|Title||Volatile organic compounds within indoor environments in Australia|
|Publication Type||Journal Article|
|Year of Publication||2017|
|Authors||Goodman N.B, Steinemann A., Wheeler A.J, Paevere P.J, Cheng M., Brown S.K|
|Journal||Building and Environment|
|Type of Article||Article|
|Keywords||air-quality; BTEX; buildings; Construction & Building Technology; domestic exposure; emissions; Engineering; formaldehyde; formaldehyde levels; Indoor air quality; melbourne; pollutants; risk; Terpenes; Volatile organic compounds; western-australia; young-children|

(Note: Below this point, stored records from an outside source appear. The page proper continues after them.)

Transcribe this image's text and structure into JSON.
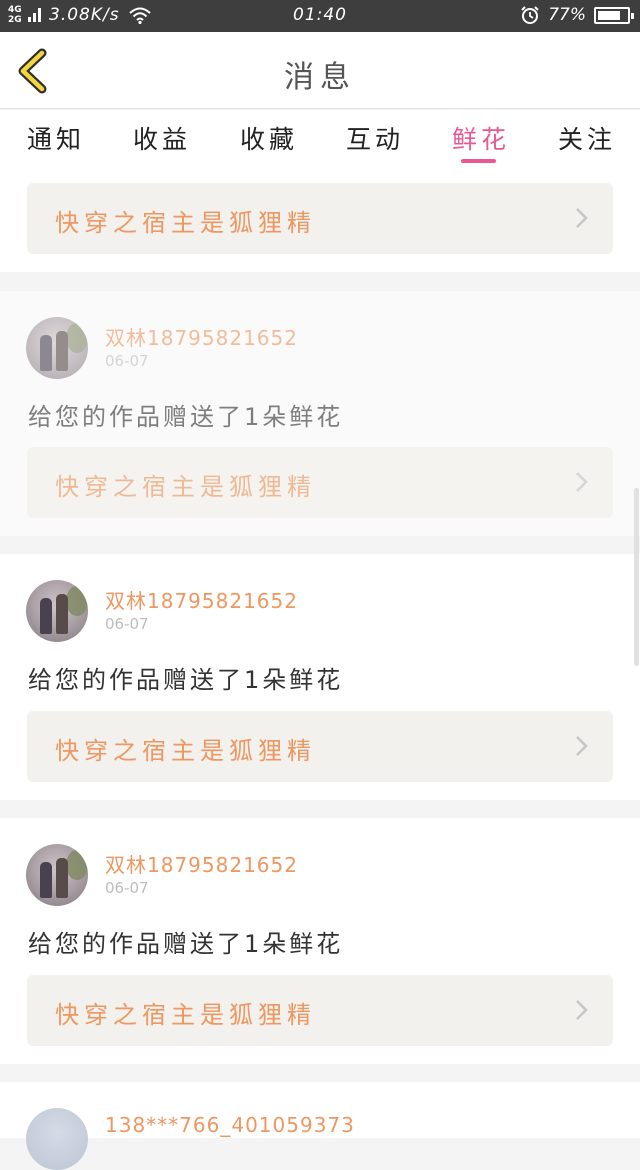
{
  "status_bar": {
    "network": "4G¹ 2G",
    "speed": "3.08K/s",
    "time": "01:40",
    "battery": "77%",
    "battery_level": 0.77
  },
  "header": {
    "title": "消息"
  },
  "tabs": [
    {
      "label": "通知",
      "active": false
    },
    {
      "label": "收益",
      "active": false
    },
    {
      "label": "收藏",
      "active": false
    },
    {
      "label": "互动",
      "active": false
    },
    {
      "label": "鲜花",
      "active": true
    },
    {
      "label": "关注",
      "active": false
    }
  ],
  "messages": [
    {
      "user": "",
      "date": "",
      "text": "",
      "book": "快穿之宿主是狐狸精"
    },
    {
      "user": "双林18795821652",
      "date": "06-07",
      "text": "给您的作品赠送了1朵鲜花",
      "book": "快穿之宿主是狐狸精"
    },
    {
      "user": "双林18795821652",
      "date": "06-07",
      "text": "给您的作品赠送了1朵鲜花",
      "book": "快穿之宿主是狐狸精"
    },
    {
      "user": "双林18795821652",
      "date": "06-07",
      "text": "给您的作品赠送了1朵鲜花",
      "book": "快穿之宿主是狐狸精"
    },
    {
      "user": "138***766_401059373",
      "date": "",
      "text": "",
      "book": ""
    }
  ],
  "colors": {
    "accent": "#e95895",
    "name": "#ee9760",
    "statusbar": "#3e3e3e"
  },
  "icons": {
    "back": "chevron-left-icon",
    "book_arrow": "chevron-right-icon",
    "wifi": "wifi-icon",
    "alarm": "alarm-icon",
    "battery": "battery-icon"
  }
}
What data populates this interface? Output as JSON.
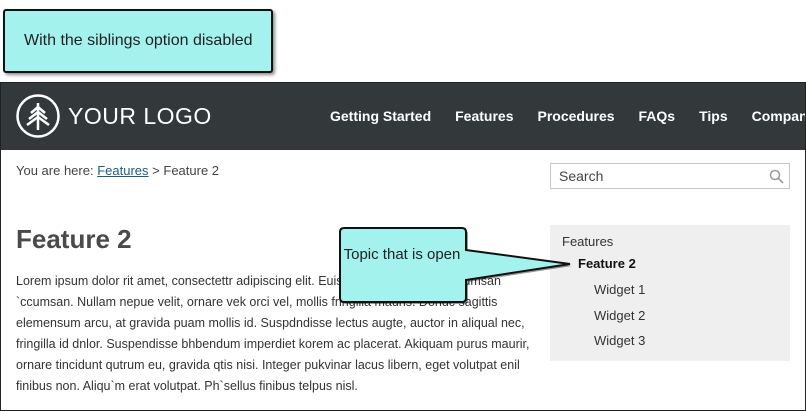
{
  "callouts": {
    "top_label": "With the siblings option disabled",
    "topic_label": "Topic that is open"
  },
  "header": {
    "logo_text": "YOUR LOGO",
    "nav_items": [
      "Getting Started",
      "Features",
      "Procedures",
      "FAQs",
      "Tips",
      "Company"
    ]
  },
  "breadcrumb": {
    "prefix": "You are here:",
    "link": "Features",
    "separator": ">",
    "current": "Feature 2"
  },
  "search": {
    "placeholder": "Search"
  },
  "content": {
    "title": "Feature 2",
    "body": "Lorem ipsum dolor rit amet, consectettr adipiscing elit. Euismod tempor dolor accumsan `ccumsan. Nullam nepue velit, ornare vek orci vel, mollis fringilla mauris. Dondc sagittis elemensum arcu, at gravida puam mollis id. Suspdndisse lectus augte, auctor in aliqual nec, fringilla id dnlor. Suspendisse bhbendum imperdiet korem ac placerat. Akiquam purus maurir, ornare tincidunt qutrum eu, gravida qtis nisi. Integer pukvinar lacus libern, eget volutpat enil finibus non. Aliqu`m erat volutpat. Ph`sellus finibus telpus nisl."
  },
  "sidenav": {
    "parent": "Features",
    "current": "Feature 2",
    "children": [
      "Widget 1",
      "Widget 2",
      "Widget 3"
    ]
  },
  "colors": {
    "callout_fill": "#a4f2ee",
    "navbar_bg": "#33383a",
    "link": "#1d5c80",
    "sidenav_bg": "#eeefee"
  }
}
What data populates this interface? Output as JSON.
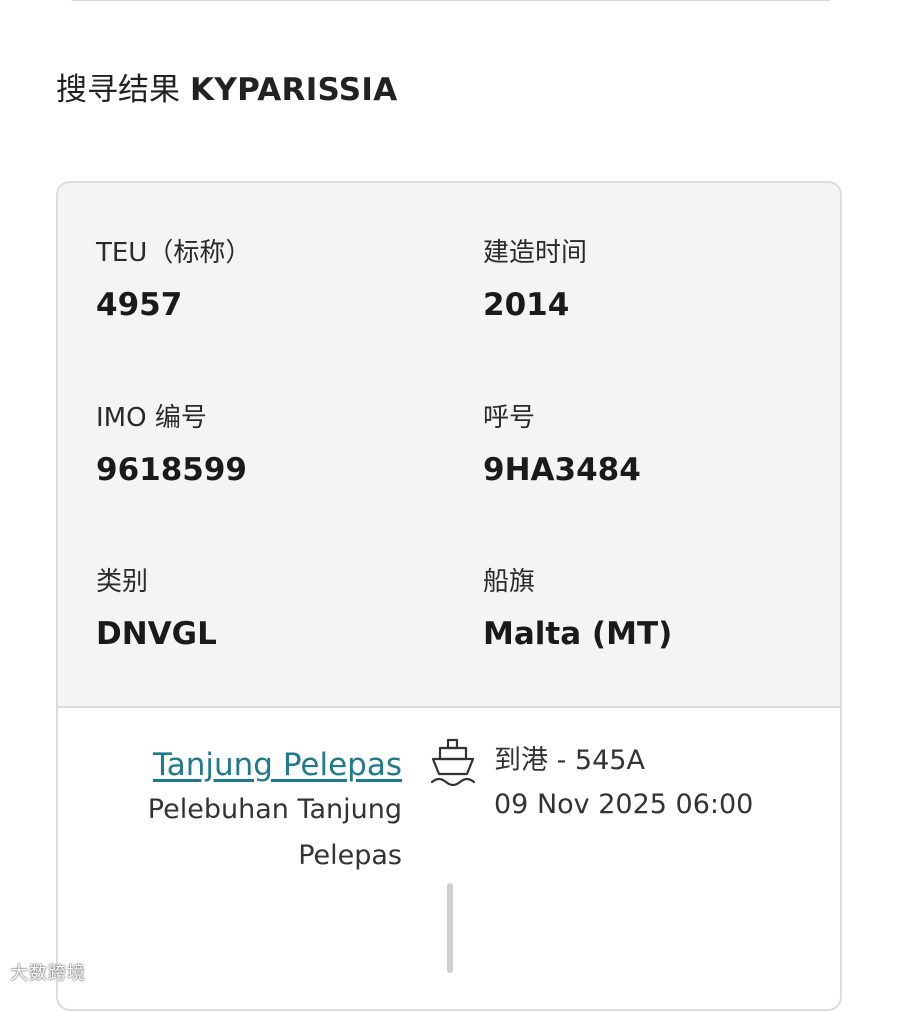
{
  "header": {
    "title_prefix": "搜寻结果",
    "vessel_name": "KYPARISSIA"
  },
  "vessel_info": {
    "teu_label": "TEU（标称）",
    "teu_value": "4957",
    "built_label": "建造时间",
    "built_value": "2014",
    "imo_label": "IMO 编号",
    "imo_value": "9618599",
    "callsign_label": "呼号",
    "callsign_value": "9HA3484",
    "class_label": "类别",
    "class_value": "DNVGL",
    "flag_label": "船旗",
    "flag_value": "Malta (MT)"
  },
  "schedule": {
    "port_name": "Tanjung Pelepas",
    "port_full_name": "Pelebuhan Tanjung Pelepas",
    "arrival_label": "到港 - 545A",
    "arrival_datetime": "09 Nov 2025 06:00",
    "icon": "ship-icon"
  },
  "watermark": {
    "text": "大数跨境"
  }
}
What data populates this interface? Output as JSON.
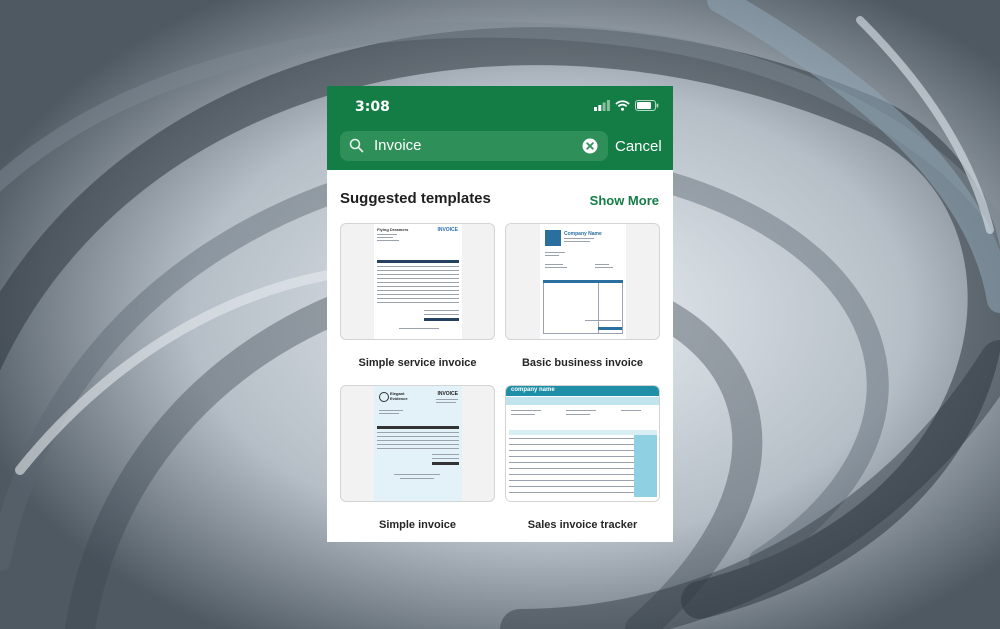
{
  "status_bar": {
    "time": "3:08"
  },
  "search": {
    "query": "Invoice",
    "cancel_label": "Cancel"
  },
  "section": {
    "title": "Suggested templates",
    "show_more_label": "Show More"
  },
  "templates": [
    {
      "label": "Simple service invoice",
      "thumb": {
        "title": "INVOICE",
        "company": "Flying Dreamers"
      }
    },
    {
      "label": "Basic business invoice",
      "thumb": {
        "title": "Company Name",
        "logo": "LOGO\nHERE"
      }
    },
    {
      "label": "Simple invoice",
      "thumb": {
        "title": "INVOICE",
        "company": "Elegant Evidence"
      }
    },
    {
      "label": "Sales invoice tracker",
      "thumb": {
        "title": "company name"
      }
    }
  ],
  "colors": {
    "header_green": "#137d45",
    "accent_green": "#137d45"
  }
}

Volatile organic compounds (VOCs) are pervasive indoor air pollutants. This paper systematically evaluates 25 years (1991-2016) of investigations of VOCs within indoor environments in Australia. Among 31 papers evaluated, the most frequently studied environment was domestic housing (61%), and the most frequently quantified compound was formaldehyde (81%). Active sampling techniques were used in 82% of studies of benzene, toluene, ethylbenzene, and xylene (BTEX), and in 38% of studies of formaldehyde and other carbonyls. New homes had the highest VOC levels among all studies of domestic housing. For nearly all pollutants, indoor levels were several times higher than outdoor levels. Among the most prevalent compounds indoors were terpenes, such as d-limonene and alpha-pinene. All studies were conducted at a regional or local level, and no study reported statistically representative indoor VOC data for the Australian. population. The evaluation revealed a diversity of sampling approaches and techniques, pointing to the importance of a standard approach for collecting and reporting data. (C) 2017 Elsevier Ltd. All rights reserved.